This study compared the transcriptional signature of neurodegeneration in mouse models of Alzheimer׳s disease (AD), Parkinson׳s disease (PD), Huntington׳s disease (HD) and amyotrophic lateral sclerosis (ALS) to human disease.

In contrast to aging, which demonstrated a conserved transcriptome between humans and mice, only 3 of 19 animal models showed significant enrichment for gene sets comprising the most dysregulated up- and down-regulated human genes. Spearman׳s correlation analysis revealed even healthy human aging to be more closely related to human neurodegeneration than any mouse model of AD, PD, ALS or HD.

Remarkably, mouse models frequently upregulated stress response genes that were consistently downregulated in human diseases. Among potential alternate models of neurodegeneration, mouse prion disease outperformed all other disease-specific models.

Even among the best available animal models, conserved differences between mouse and human transcriptomes were found across multiple animal model versus human disease comparisons, surprisingly, even including aging. Relative to mouse models, mouse disease signatures demonstrated consistent trends toward preserved mitochondrial function protein catabolism, DNA repair responses, and chromatin maintenance. These findings suggest a more complex and multifactorial pathophysiology in human neurodegeneration than is captured through standard animal models, and suggest that even among conserved physiological processes such as aging, mice are less prone to exhibit neurodegeneration-like changes.

This work may help explain the poor track record of mouse-based translational therapies for neurodegeneration and provides a path forward to critically evaluate and improve animal models of human disease.
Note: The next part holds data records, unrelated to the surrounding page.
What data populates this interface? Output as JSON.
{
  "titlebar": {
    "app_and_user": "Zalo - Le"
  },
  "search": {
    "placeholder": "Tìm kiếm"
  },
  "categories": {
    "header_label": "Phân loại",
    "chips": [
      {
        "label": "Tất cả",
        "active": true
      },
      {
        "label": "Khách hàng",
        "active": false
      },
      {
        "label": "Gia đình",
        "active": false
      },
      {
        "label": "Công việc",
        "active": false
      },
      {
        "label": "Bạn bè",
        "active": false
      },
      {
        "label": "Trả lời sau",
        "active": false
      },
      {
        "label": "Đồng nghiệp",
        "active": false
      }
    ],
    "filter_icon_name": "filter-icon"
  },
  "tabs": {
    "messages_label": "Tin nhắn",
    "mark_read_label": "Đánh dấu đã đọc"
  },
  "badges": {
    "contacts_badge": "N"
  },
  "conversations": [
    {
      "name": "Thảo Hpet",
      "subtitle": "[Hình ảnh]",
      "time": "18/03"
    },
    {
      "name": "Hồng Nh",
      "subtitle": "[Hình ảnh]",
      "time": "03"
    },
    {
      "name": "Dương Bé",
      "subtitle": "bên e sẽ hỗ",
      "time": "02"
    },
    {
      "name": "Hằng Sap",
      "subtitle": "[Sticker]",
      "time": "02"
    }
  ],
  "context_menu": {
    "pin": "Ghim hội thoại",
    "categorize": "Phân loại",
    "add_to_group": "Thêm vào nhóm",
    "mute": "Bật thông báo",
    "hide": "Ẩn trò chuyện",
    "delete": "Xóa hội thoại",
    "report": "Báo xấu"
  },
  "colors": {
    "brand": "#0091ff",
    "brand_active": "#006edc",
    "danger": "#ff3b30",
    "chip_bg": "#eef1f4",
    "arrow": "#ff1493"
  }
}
The Joint Programming Initiative “A Healthy Diet for A Healthy Life” has launched a joint transnational call for research proposals in the area of Nutrition and Cognitive Function.

The joint action “Nutrition and Cognitive Function” (NutriCog) aims at promoting research activities that address the interrelation of diet and cognitive function. This knowledge will lay the basis for dietary preventive strategies and recommendations to guide individuals and populations towards health promoting dietary habits.

The objective of the NutriCog Call is to support ambitious, innovative and transnational collaborative research projects that will address important questions relating to the interplay between nutrition and cognitive function. Both the influence of dietary patterns (and/or dietary constituents, where appropriate) on cognitive functions and vice versa the effects of Central Nervous System nutrient signaling and cognitive processes on food intake, dietary patterns and eating behaviour are relevant for this call.

Proposals have to follow a multidisciplinary approach and should cover multiple areas, such as mechanistic/experimental research, translational research, epidemiological research and pilot/proof of principle studies for interventions.

Source: JPI-HDHL

Five months into his five-year term as research commissioner, Carlos Moedas spoke to Nature Magazine about his hopes and ambitions for the scientific programmes run by the European Union (EU), particularly the huge seven-year €80-billion (US$86-billion) Horizon 2020 (H2020) research programme, which runs until 2020.

Moedas wants scientists to change their mentality for H2020, breaking free of individual silos and including more social science. But he is already facing complaints that money is being stripped from the programme to finance other European initiatives, such as the proposed €16-billion European Fund for Strategic Investment (EFSI), a Europe-wide bid to stimulate the region’s economy.

An edited version of the interview is available through the link below:

Source: Nature Magazine